Study the history of the Far East, and you will see that a Muslim army or navy never set its feet in Malaysia or Indonesia. However, population-wise Indonesia is the largest Muslim country in the world. Islam spread there only through Muslim traders and missionaries. Lapidus mentions three theories to explain the acceptance of Islam in the Far East: the role of merchants, the importance of the missionaries, and the value of Islam to the common people rather than to the ruling elites. It was through the character and behavior of the Muslim traders that the Indonesians were first attracted to Islam.
Similar situations in the spread of Islam are recorded for the African continent.
Look at the last Muslim empire, the Ottoman Empire. It was ruled by a Turkish caliph and was governed by the millet system, a multi-religious, multi-cultural society. Ottoman Empire dominated vast region of Christian land in Eastern Europe, but it never forced its Christian citizens to convert to Islam; they were given the right to govern their own lives according to their own religious traditions. Look at Greece, a neighbor of Turkey, that was colonized by Muslim Turks for about 500 years, but you never hear or see of a sizeable minority of Muslims among the Greeks, even today.
If we were to compare the attitude of the Muslim rulers towards the minorities living under their rule during the nineteenth century – with the attitude of the Europeans and the Americans towards their minorities – I dare to say that the record of the Muslims would be much better. Professor Davison, a prominent historian of the Ottoman Empire, writes, “It might in fact have been argued that the Turks were less oppressive of their subject people than were Prussians of the Poles, the English of the Irish, or the Americans of the Negroes…There is evidence to show that in this period [i.e., late 19th century], there was emigration from independent Greece into the Ottoman Empire, since some Greeks found the Ottoman government a more indulgent master [than their own Greek government].” 

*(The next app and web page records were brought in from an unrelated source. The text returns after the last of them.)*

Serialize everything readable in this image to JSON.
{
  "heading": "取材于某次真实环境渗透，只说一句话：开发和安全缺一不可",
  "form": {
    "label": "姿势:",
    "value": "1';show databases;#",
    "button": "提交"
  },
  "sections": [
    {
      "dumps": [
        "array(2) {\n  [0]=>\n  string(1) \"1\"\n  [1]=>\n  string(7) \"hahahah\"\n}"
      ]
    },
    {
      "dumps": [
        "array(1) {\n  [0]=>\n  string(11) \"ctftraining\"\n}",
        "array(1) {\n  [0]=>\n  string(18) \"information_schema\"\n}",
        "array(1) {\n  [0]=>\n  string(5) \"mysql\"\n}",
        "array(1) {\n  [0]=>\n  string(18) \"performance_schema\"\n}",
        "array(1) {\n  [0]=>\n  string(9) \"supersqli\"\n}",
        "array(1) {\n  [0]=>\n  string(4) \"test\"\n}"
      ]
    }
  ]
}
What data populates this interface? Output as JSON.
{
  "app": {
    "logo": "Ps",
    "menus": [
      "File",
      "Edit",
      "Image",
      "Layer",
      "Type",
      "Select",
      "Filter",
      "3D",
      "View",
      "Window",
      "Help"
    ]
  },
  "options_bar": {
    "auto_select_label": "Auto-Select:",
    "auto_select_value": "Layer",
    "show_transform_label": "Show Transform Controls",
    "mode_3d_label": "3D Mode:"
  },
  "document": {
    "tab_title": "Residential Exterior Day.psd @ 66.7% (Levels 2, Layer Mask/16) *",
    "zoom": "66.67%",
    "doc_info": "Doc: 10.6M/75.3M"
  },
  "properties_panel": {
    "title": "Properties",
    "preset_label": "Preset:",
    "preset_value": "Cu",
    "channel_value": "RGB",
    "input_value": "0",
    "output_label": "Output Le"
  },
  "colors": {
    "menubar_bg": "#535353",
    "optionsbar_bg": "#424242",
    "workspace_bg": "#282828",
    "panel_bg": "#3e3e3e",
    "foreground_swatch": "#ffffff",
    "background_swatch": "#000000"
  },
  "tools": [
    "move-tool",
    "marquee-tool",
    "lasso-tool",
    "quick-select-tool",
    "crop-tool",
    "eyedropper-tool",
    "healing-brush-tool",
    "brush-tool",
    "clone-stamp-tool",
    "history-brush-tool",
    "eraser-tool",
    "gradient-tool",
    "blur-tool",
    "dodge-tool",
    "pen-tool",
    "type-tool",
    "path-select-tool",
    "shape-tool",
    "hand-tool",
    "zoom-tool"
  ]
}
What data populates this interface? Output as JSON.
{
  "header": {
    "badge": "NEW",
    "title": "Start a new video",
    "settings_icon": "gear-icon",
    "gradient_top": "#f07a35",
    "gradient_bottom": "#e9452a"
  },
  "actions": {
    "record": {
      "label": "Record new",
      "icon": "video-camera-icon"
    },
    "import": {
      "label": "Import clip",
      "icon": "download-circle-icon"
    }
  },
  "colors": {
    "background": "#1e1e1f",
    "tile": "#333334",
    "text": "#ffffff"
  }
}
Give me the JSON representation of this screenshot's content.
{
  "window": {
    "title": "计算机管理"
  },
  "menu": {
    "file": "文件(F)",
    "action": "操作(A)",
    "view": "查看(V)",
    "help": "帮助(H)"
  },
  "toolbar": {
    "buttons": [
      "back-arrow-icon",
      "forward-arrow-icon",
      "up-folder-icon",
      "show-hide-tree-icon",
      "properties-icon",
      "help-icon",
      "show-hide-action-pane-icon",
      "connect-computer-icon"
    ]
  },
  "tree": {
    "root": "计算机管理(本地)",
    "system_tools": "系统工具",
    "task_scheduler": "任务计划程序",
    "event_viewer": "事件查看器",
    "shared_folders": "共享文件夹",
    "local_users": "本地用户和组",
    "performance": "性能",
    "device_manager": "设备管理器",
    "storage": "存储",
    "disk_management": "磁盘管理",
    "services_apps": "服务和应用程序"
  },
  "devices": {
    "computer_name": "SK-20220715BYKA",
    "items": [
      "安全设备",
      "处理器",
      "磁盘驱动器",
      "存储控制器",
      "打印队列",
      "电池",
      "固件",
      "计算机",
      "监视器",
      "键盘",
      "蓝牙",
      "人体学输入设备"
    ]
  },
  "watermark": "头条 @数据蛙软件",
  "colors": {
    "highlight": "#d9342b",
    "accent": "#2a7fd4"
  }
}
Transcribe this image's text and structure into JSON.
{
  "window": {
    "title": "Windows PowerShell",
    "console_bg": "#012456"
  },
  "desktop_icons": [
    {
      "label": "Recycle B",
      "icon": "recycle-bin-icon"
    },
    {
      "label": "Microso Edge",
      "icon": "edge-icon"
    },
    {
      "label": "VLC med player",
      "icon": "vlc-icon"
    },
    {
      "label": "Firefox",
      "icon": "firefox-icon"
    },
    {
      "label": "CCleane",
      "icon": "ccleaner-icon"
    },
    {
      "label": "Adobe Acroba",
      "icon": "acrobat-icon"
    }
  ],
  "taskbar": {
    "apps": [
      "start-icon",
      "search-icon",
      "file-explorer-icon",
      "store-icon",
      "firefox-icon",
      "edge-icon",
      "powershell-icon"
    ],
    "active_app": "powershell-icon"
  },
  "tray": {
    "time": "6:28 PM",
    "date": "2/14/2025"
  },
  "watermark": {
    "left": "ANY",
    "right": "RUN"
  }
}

Islam faces a very formidable enemy in form of the biased media in Europe and the Americas. But look at the growth and spread of Islam in the West. In spite of all the hurdles, it is one of the fastest growing religions in the United States of America. It already has a strong presence in the United Kingdom, France, and Germany. This speaks volumes about how this religion has spread and is spreading even now.
The Path of Future
Muslims in the West must realize that the strongest response to the biased media is their own behavior and character. If they portray the correct Islamic conduct in their daily lives, then their neighbors, their co-workers, and those who know them will not believe in the negative portrayal of Islam in the media.
Imam Ja’far as-Sadiq (peace be upon him) said, “Call the people towards Islam without using your tongue.”
That is, not by words but by actions – your behavior at home, at the workplace, and in the community should be a means of defending and portraying the true image of Islam.
This article originally appeared on Al-Islam and is an expanded version of a talk given on the “Islam in Focus” TV program of May 2002.